=== Problem description ===
When the word "Альбомная" appears in a line of the data below, list that line.

____________________

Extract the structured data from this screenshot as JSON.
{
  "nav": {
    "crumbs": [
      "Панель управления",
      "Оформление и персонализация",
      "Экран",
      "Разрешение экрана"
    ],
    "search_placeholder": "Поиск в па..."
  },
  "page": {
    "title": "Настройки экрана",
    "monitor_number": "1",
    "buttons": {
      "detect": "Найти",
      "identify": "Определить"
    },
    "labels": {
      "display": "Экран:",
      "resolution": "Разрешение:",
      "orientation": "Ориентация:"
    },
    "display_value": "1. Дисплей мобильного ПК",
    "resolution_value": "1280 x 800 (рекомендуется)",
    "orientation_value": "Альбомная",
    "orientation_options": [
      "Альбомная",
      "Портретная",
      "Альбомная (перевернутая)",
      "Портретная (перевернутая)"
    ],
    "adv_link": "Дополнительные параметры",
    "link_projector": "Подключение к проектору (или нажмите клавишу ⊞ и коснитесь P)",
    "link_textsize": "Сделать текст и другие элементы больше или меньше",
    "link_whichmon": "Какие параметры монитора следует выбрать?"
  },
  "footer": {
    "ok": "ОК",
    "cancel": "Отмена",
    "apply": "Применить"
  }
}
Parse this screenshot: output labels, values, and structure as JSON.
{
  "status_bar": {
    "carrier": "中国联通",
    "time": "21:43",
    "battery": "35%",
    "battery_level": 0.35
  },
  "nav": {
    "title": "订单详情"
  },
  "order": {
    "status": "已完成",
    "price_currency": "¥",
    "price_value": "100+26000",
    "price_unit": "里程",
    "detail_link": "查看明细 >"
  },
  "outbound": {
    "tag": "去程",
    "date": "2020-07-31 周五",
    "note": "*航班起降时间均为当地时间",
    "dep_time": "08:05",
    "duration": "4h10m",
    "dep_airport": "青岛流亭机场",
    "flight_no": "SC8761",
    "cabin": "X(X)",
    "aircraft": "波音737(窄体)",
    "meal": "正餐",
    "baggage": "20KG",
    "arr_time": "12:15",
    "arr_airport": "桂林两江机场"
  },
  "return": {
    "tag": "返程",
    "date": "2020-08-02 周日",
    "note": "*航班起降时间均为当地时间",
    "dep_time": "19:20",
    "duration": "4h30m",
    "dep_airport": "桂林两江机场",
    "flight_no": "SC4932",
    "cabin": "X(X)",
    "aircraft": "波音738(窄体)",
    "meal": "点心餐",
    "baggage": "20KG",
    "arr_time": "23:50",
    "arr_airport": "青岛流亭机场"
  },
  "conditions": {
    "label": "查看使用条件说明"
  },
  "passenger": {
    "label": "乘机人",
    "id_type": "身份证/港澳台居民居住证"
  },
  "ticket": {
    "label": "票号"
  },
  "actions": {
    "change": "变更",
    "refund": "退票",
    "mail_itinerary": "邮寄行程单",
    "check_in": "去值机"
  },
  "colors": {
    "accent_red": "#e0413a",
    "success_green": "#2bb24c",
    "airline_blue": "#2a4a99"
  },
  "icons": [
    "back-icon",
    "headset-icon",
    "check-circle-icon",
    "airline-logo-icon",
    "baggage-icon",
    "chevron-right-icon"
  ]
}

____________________

=== Output below ===
    "orientation_value": "Альбомная",
      "Альбомная",
      "Альбомная (перевернутая)",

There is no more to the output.